• _Assigned task_
Using the data that follows, report how many lines include "this"; output no other text.

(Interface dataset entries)

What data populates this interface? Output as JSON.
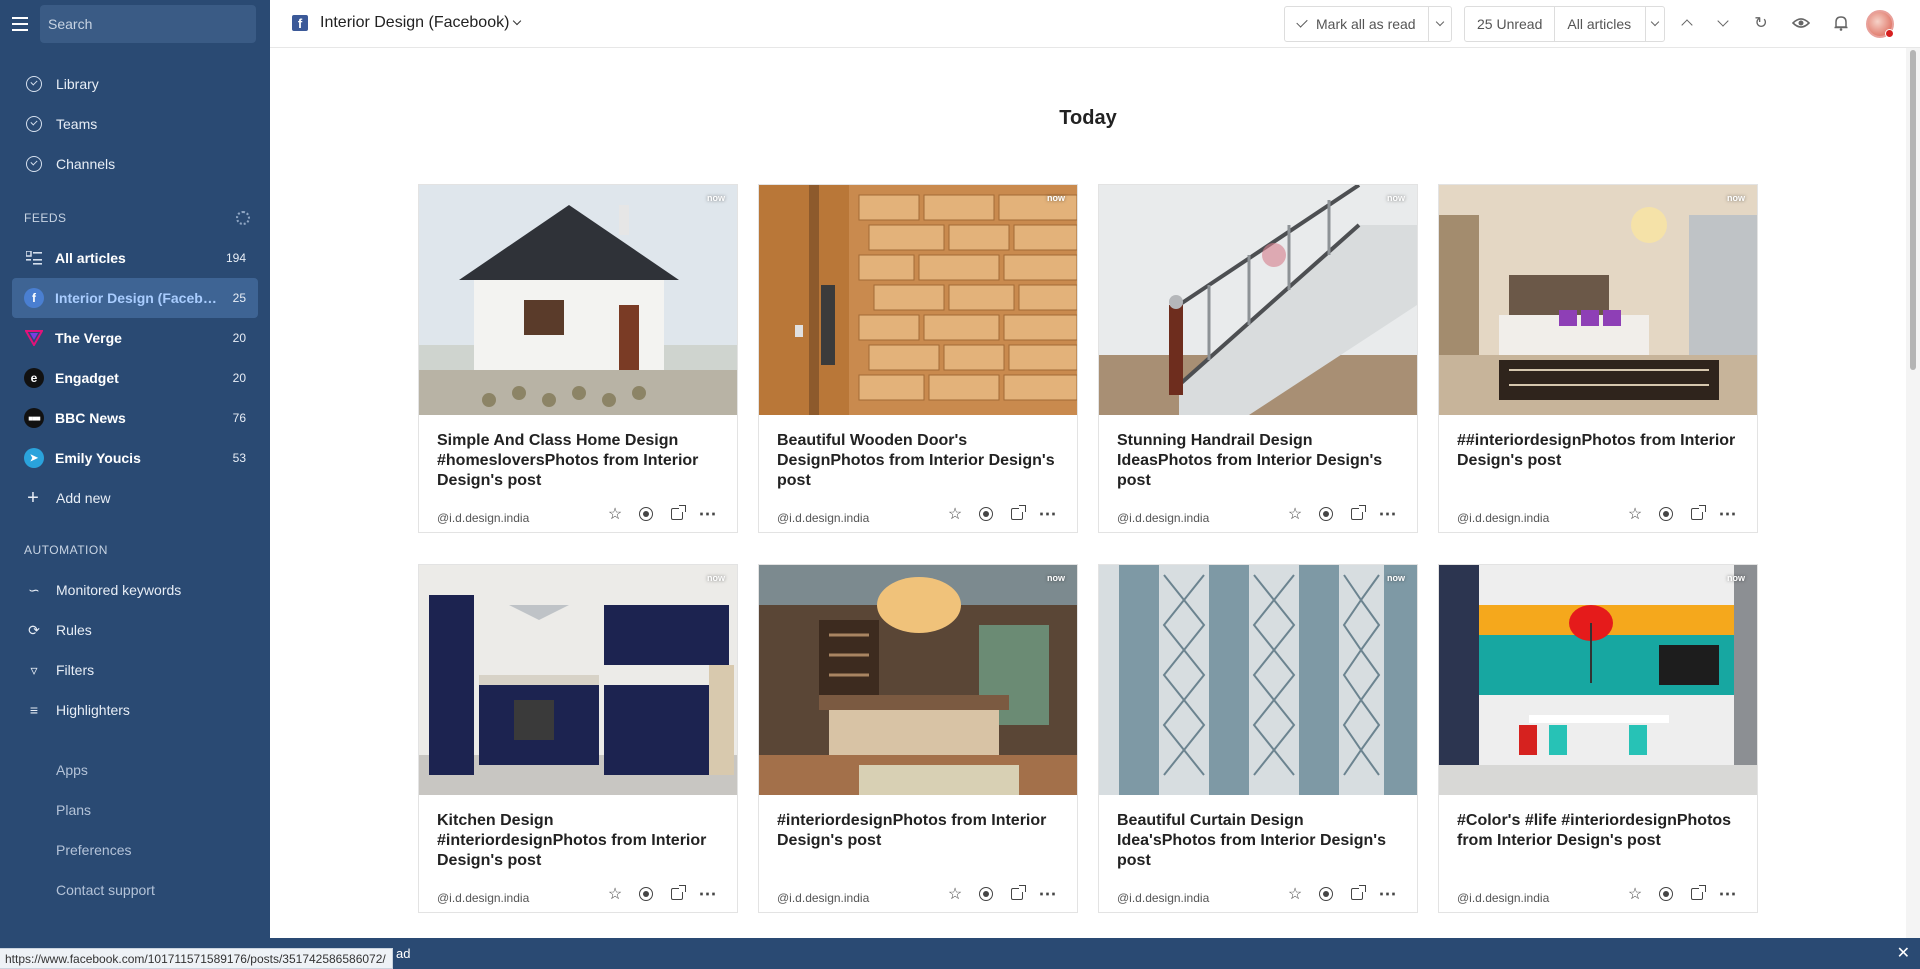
{
  "sidebar": {
    "search_placeholder": "Search",
    "nav": [
      {
        "label": "Library"
      },
      {
        "label": "Teams"
      },
      {
        "label": "Channels"
      }
    ],
    "feeds_label": "FEEDS",
    "feeds": [
      {
        "label": "All articles",
        "count": "194",
        "icon": "list-icon",
        "color": "#2a4a73"
      },
      {
        "label": "Interior Design (Facebook)",
        "count": "25",
        "icon": "facebook-icon",
        "color": "#3b5998"
      },
      {
        "label": "The Verge",
        "count": "20",
        "icon": "verge-icon",
        "color": "#e2127a"
      },
      {
        "label": "Engadget",
        "count": "20",
        "icon": "engadget-icon",
        "color": "#111111"
      },
      {
        "label": "BBC News",
        "count": "76",
        "icon": "bbc-icon",
        "color": "#111111"
      },
      {
        "label": "Emily Youcis",
        "count": "53",
        "icon": "telegram-icon",
        "color": "#2aa3dc"
      }
    ],
    "add_new": "Add new",
    "automation_label": "AUTOMATION",
    "automation": [
      {
        "label": "Monitored keywords",
        "icon": "pulse-icon"
      },
      {
        "label": "Rules",
        "icon": "rules-icon"
      },
      {
        "label": "Filters",
        "icon": "filter-icon"
      },
      {
        "label": "Highlighters",
        "icon": "highlighter-icon"
      }
    ],
    "footer": [
      {
        "label": "Apps"
      },
      {
        "label": "Plans"
      },
      {
        "label": "Preferences"
      },
      {
        "label": "Contact support"
      }
    ]
  },
  "header": {
    "feed_title": "Interior Design (Facebook)",
    "mark_all_read": "Mark all as read",
    "unread": "25 Unread",
    "view_filter": "All articles"
  },
  "main": {
    "day_heading": "Today",
    "cards": [
      {
        "title": "Simple And Class Home Design #homesloversPhotos from Interior Design's post",
        "source": "@i.d.design.india",
        "time": "now"
      },
      {
        "title": "Beautiful Wooden Door's DesignPhotos from Interior Design's post",
        "source": "@i.d.design.india",
        "time": "now"
      },
      {
        "title": "Stunning Handrail Design IdeasPhotos from Interior Design's post",
        "source": "@i.d.design.india",
        "time": "now"
      },
      {
        "title": "##interiordesignPhotos from Interior Design's post",
        "source": "@i.d.design.india",
        "time": "now"
      },
      {
        "title": "Kitchen Design #interiordesignPhotos from Interior Design's post",
        "source": "@i.d.design.india",
        "time": "now"
      },
      {
        "title": "#interiordesignPhotos from Interior Design's post",
        "source": "@i.d.design.india",
        "time": "now"
      },
      {
        "title": "Beautiful Curtain Design Idea'sPhotos from Interior Design's post",
        "source": "@i.d.design.india",
        "time": "now"
      },
      {
        "title": "#Color's #life #interiordesignPhotos from Interior Design's post",
        "source": "@i.d.design.india",
        "time": "now"
      }
    ]
  },
  "bottom_bar": {
    "text": "ad"
  },
  "status_url": "https://www.facebook.com/101711571589176/posts/351742586586072/"
}
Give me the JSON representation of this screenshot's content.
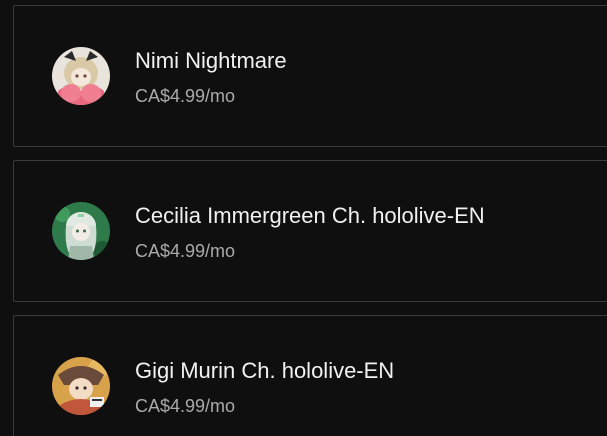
{
  "memberships": [
    {
      "name": "Nimi Nightmare",
      "price": "CA$4.99/mo",
      "avatar_icon": "nimi-avatar"
    },
    {
      "name": "Cecilia Immergreen Ch. hololive-EN",
      "price": "CA$4.99/mo",
      "avatar_icon": "cecilia-avatar"
    },
    {
      "name": "Gigi Murin Ch. hololive-EN",
      "price": "CA$4.99/mo",
      "avatar_icon": "gigi-avatar"
    }
  ],
  "colors": {
    "background": "#0f0f0f",
    "card_border": "#3a3a3a",
    "name_text": "#f1f1f1",
    "price_text": "#aaaaaa"
  }
}
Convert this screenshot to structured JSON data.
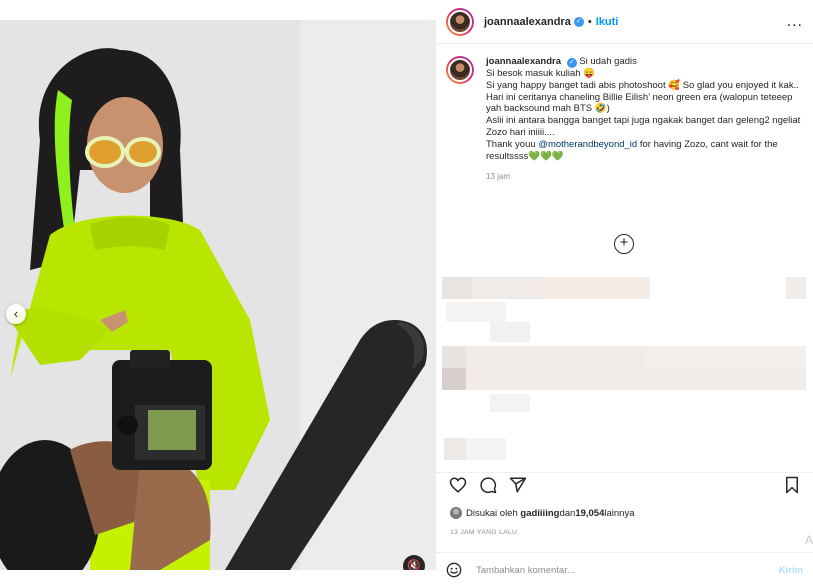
{
  "post": {
    "username": "joannaalexandra",
    "verified_mark": "✓",
    "separator": "•",
    "follow_label": "Ikuti",
    "more_label": "...",
    "caption": {
      "lines": [
        "Si udah gadis",
        "Si besok masuk kuliah 😛",
        "Si yang happy banget tadi abis photoshoot 🥰 So glad you enjoyed it kak..",
        "Hari ini ceritanya chaneling Billie Eilish’ neon green era (walopun teteeep yah backsound mah BTS 🤣)",
        "Aslii ini antara bangga banget tapi juga ngakak banget dan geleng2 ngeliat Zozo hari iniiii....",
        "Thank youu ",
        " for having Zozo, cant wait for the resultssss"
      ],
      "mention": "@motherandbeyond_id",
      "hearts": "💚💚💚",
      "time": "13 jam"
    },
    "load_more_label": "+",
    "likes": {
      "prefix": "Disukai oleh ",
      "user": "gadiiiing",
      "middle": " dan ",
      "count": "19,054",
      "suffix": " lainnya"
    },
    "posted_ago": "13 JAM YANG LALU",
    "comment": {
      "placeholder": "Tambahkan komentar...",
      "post_label": "Kirim"
    },
    "stray_text": "A"
  },
  "media": {
    "prev_label": "‹",
    "dots": 3,
    "active_dot": 2,
    "audio_label": "🔇",
    "accent_green": "#c5f000",
    "backdrop": "#e4e4e4"
  },
  "icons": {
    "like": "heart-icon",
    "comment": "comment-icon",
    "share": "share-icon",
    "save": "bookmark-icon",
    "emoji": "emoji-icon"
  }
}
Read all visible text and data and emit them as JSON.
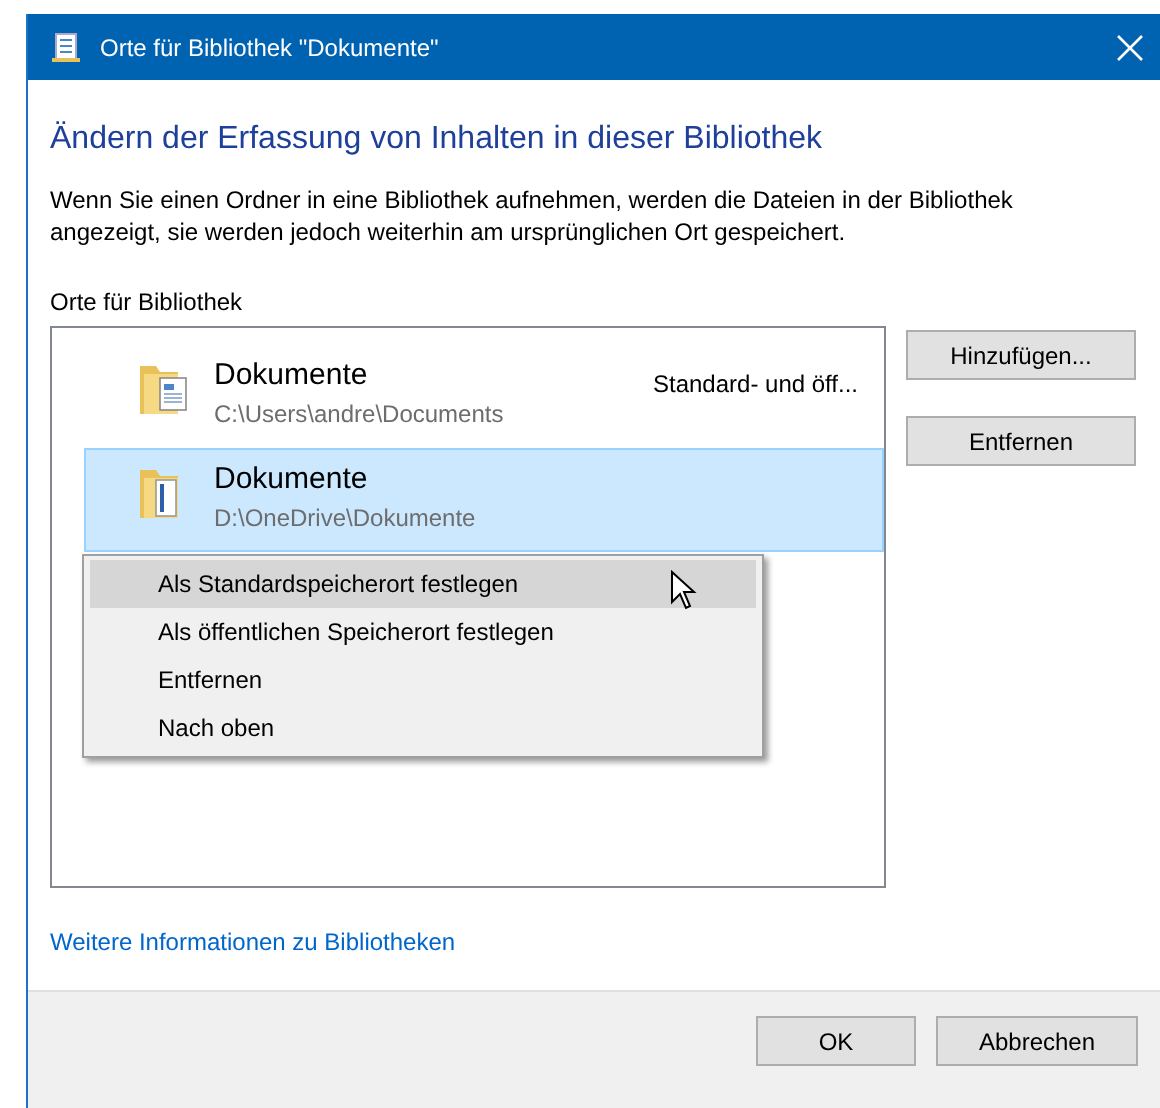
{
  "window": {
    "title": "Orte für Bibliothek \"Dokumente\""
  },
  "heading": "Ändern der Erfassung von Inhalten in dieser Bibliothek",
  "description": "Wenn Sie einen Ordner in eine Bibliothek aufnehmen, werden die Dateien in der Bibliothek angezeigt, sie werden jedoch weiterhin am ursprünglichen Ort gespeichert.",
  "locations_label": "Orte für Bibliothek",
  "locations": [
    {
      "name": "Dokumente",
      "path": "C:\\Users\\andre\\Documents",
      "status": "Standard- und öff...",
      "selected": false
    },
    {
      "name": "Dokumente",
      "path": "D:\\OneDrive\\Dokumente",
      "selected": true
    }
  ],
  "side_buttons": [
    "Hinzufügen...",
    "Entfernen"
  ],
  "context_menu": [
    {
      "label": "Als Standardspeicherort festlegen",
      "selected": true
    },
    {
      "label": "Als öffentlichen Speicherort festlegen",
      "selected": false
    },
    {
      "label": "Entfernen",
      "selected": false
    },
    {
      "label": "Nach oben",
      "selected": false
    }
  ],
  "link": "Weitere Informationen zu Bibliotheken",
  "buttons": [
    "OK",
    "Abbrechen"
  ]
}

• _Response to the task_
3